top of page

Let's Learn to Love our Fat!

I am sure you or someone you know is currently on a “diet”. Or maybe you set a New Year’s resolution to improve your "physical health" (which lets be honest likely means losing weight). Losing weight is the #1 New Year's resolution people make! But maybe the body fat you are obsessed with getting rid of is actually saving your life.

The main purpose of our body fat is storage of excess nutrients to provide energy in lean times. We all know this part... We say things like “I don’t think I am going to starve to death with all of this padding!” This is one of the reasons women tend to gain more weight more easily during our childbearing years. Our bodies want to make sure we can sustain and grow another life. When we were hunting and gathering, we never had to worry about being overweight. We gained weight in the fall to make sure we had enough fat to make it through the winter and lost it by the time spring rolled around. Our bodies were made to save us from death by hunger. In fact, we have more hormones to tell our bodies to store nutrients than we have hormones to tell our body to stop storing.

But did you know that fat also provides insulation from cold and heat; cushions our vital organs; regulates hunger and satiety; regulates and maintains energy balance (things like blood sugar and and cholesterol levels); contributes to immunity; removing circulating toxins to protect your vital organs, and storing, converting, and releasing sex hormones.

Let’s explore what fat is. What we know as “fat” is actually an organ comprised of adipose tissue. An organ - what? That’s right we now know that our adipose tissue is an organ that’s part of your endocrine system (which is the system that regulates your hormones).

Adipose tissue is a connective tissue that is found under your skin, between your internal organs, and in the inner cavities of bone (bone marrow). Think of any tissue as a matrix of cells fused together to form the tissue. Adipose tissue is composed of cells that are called adipocytes.
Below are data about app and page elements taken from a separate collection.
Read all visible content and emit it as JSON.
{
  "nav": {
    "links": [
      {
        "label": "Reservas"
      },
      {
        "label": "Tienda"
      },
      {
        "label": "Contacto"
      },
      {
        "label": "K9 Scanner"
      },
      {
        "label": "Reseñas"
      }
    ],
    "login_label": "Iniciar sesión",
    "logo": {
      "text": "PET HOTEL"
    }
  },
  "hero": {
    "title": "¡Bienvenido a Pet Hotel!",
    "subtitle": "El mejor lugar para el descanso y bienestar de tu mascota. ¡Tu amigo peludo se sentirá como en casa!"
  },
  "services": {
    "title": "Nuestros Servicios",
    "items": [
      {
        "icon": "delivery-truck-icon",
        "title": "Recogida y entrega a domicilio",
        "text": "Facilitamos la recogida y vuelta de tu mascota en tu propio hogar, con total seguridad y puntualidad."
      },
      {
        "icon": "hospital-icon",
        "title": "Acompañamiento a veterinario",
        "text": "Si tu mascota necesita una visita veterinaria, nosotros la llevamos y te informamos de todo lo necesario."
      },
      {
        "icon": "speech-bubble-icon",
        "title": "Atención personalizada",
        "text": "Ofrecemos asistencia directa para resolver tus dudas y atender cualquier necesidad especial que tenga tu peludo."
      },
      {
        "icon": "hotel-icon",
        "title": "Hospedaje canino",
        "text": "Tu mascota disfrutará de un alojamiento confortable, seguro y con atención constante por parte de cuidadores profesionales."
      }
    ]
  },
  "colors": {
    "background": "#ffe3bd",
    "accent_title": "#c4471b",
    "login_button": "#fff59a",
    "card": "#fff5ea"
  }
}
There are three different types of adipose tissue. Brown adipose tissue is present mostly in infancy and is found in our upper back and spine. It’s responsible for keeping us warm as babies and decreases with age. The white adipose tissue is what we are most familiar with, being the most abundant type in the body. This adipose tissue is complex and made up of different types of cells with different functions. Interesting that a large number if immune cells are present in this adipose tissue matrix. Beige adipose tissue is the most recent discovery of the three and has limited quantities in our bodies. The beige adipocytes are embedded within the white adipose tissue. The main purpose of beige adipose tissue appears to be for generating heat during cold exposure. However, these are of interest in the research community because if they are activated, they can stimulate weight loss.
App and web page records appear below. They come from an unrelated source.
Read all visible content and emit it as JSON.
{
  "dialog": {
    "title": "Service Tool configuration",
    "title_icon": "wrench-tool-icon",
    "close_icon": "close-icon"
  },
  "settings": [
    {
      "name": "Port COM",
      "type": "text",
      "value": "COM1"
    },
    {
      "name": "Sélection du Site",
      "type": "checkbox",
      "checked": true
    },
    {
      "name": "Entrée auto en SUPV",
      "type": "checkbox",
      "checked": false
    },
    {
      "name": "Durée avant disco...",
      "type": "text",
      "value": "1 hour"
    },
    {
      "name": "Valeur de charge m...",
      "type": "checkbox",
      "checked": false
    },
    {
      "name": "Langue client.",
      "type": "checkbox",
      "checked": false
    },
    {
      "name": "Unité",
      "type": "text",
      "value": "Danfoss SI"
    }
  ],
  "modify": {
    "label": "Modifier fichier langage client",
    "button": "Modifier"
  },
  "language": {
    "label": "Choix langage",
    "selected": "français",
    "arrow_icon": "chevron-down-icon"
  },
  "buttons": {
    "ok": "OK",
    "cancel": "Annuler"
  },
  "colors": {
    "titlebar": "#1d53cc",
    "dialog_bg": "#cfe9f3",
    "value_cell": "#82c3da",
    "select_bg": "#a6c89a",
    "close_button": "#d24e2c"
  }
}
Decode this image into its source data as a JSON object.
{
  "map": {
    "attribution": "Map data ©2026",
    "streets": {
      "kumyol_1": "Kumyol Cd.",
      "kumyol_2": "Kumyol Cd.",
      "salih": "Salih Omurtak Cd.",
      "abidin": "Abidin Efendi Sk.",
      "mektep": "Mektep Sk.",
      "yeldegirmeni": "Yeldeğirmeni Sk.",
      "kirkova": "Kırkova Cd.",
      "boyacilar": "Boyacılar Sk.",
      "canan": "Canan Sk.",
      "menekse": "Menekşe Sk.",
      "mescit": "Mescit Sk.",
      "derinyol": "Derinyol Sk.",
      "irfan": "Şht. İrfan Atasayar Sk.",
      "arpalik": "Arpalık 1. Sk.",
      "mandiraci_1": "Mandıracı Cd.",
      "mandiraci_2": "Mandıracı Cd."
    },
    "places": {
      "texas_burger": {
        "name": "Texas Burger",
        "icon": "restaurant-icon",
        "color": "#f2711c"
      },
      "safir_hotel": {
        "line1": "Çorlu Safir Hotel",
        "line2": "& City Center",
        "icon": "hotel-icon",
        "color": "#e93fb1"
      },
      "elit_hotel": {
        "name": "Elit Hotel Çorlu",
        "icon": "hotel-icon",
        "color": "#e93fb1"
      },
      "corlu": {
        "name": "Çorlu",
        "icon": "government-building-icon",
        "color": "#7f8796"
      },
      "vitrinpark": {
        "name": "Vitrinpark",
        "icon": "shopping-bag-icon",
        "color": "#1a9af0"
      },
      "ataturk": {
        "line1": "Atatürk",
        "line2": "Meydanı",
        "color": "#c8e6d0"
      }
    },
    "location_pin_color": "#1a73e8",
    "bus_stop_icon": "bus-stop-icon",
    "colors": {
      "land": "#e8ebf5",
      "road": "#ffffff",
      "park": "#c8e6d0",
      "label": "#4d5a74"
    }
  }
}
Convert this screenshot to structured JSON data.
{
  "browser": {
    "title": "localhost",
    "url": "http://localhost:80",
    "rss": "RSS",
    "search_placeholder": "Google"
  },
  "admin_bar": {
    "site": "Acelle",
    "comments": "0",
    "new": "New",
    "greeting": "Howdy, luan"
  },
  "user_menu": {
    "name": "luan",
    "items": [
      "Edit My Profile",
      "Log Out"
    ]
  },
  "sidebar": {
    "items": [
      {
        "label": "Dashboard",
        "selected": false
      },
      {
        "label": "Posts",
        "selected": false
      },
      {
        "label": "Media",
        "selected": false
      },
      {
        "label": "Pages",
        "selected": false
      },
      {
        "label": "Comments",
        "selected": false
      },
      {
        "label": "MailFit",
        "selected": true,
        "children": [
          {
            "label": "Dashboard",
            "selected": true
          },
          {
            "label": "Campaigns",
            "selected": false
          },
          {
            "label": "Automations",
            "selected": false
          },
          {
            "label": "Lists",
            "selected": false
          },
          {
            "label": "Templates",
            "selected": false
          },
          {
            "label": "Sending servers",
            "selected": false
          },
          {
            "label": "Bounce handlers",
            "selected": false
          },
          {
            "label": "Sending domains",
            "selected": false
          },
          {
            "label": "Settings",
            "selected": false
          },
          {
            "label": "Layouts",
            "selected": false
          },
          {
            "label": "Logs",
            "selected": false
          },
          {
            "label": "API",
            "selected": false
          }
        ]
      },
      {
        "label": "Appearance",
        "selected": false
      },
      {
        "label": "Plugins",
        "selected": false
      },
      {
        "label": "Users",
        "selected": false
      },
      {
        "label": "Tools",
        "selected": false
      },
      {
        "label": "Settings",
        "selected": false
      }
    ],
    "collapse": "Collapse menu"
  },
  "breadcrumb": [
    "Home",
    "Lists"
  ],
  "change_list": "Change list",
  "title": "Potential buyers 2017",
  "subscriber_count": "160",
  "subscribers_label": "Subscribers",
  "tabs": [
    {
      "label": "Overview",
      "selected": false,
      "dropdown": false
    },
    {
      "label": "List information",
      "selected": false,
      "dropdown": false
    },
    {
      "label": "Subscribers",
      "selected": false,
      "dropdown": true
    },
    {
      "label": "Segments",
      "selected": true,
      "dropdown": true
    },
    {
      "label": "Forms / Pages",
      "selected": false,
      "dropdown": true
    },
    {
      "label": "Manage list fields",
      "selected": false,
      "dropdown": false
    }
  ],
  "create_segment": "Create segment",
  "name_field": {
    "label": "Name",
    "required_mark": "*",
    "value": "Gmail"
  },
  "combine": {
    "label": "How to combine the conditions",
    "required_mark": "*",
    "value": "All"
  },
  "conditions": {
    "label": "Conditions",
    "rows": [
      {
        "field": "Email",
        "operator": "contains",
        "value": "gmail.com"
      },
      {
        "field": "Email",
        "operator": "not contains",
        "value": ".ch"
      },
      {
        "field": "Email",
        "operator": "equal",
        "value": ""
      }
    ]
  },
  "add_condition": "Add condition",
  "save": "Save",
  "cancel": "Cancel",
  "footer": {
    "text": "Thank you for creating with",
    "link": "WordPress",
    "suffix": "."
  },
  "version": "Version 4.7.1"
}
The adipocytes make up of more than 80% of the cells in the white adipose tissue and 20% are other types of cells. These cells are fairly simple as cells go… they essentially have a large storage fat molecule but also have organelles that help regulate how the body works. When your body runs out of tissue to store fat in, it’s these adipocytes in the white adipose tissue that enlarge for storage. However, they are more than storage cells, they secrete hormones that help regulate energy balance, hunger and satiety, metabolism, and inflammatory response. The trigger for imbalance seems to be this increasing size of the adipocytes as more storage is needed.

As adults we don’t increase the number of cells in adipose tissue. Instead, they grow and expand to hold more as weight gain increases. It’s this expansion that causes downstream effects, starting with inflammation.

As much as we want to focus on demonizing fat, it’s basically trying to do its job under the pressures of our modern world. We need to stop thinking about it as just storage; it interacts with the rest of the systems in our body to maintain metabolic homeostasis. Like any of the systems in our body it can become imbalanced and weight gain or weight loss resistance is one of the symptoms of this imbalance. And our experience is that weight gain/loss/resistance is never the only symptom you are experiencing, there are likely other symptoms as well.

Here’s some things to consider if you have started gaining weight or have weight loss resistance. Have you increased your calories without increasing your level of physical activity? Of course, this is the first place to look, however, there are other factors than simply the 'calories in and out' model.

Here’s some other things to investigate:

  • Quality and density of nutrients in the food you are eating.

  • Chronic stress (both physical and emotional).

  • Lack of sleep,

  • Psychological well-being,

  • Genetics, and

  • Environmental toxins (including mold/mycotoxins)

The complexity of how adipose tissue functions and its importance to our health requires that we look deeper than just the 'calories in and out' model. If you need help investigating what could be causing your unexplained weight gain and/or weight loss resistance, sign up for a free 15-minute consultation.

Molecular and Cellular Regulation of Adaption to Exercise; Thomas Tsiloulis, Matthew J. Watt, in Progress in Molecular Biology and Translational Science, 2015

Metabolism of sex hormones and adipose tissue; J Gynecol Obstet Biol Reprod (Paris). 1986;15(2):147-52.

Obesity/Perinatal Origins of Obesity; T’ng Chang Kwok, ... Michael E. Symonds, in Maternal-Fetal and Neonatal Endocrinology, 2020

24 views0 comments


bottom of page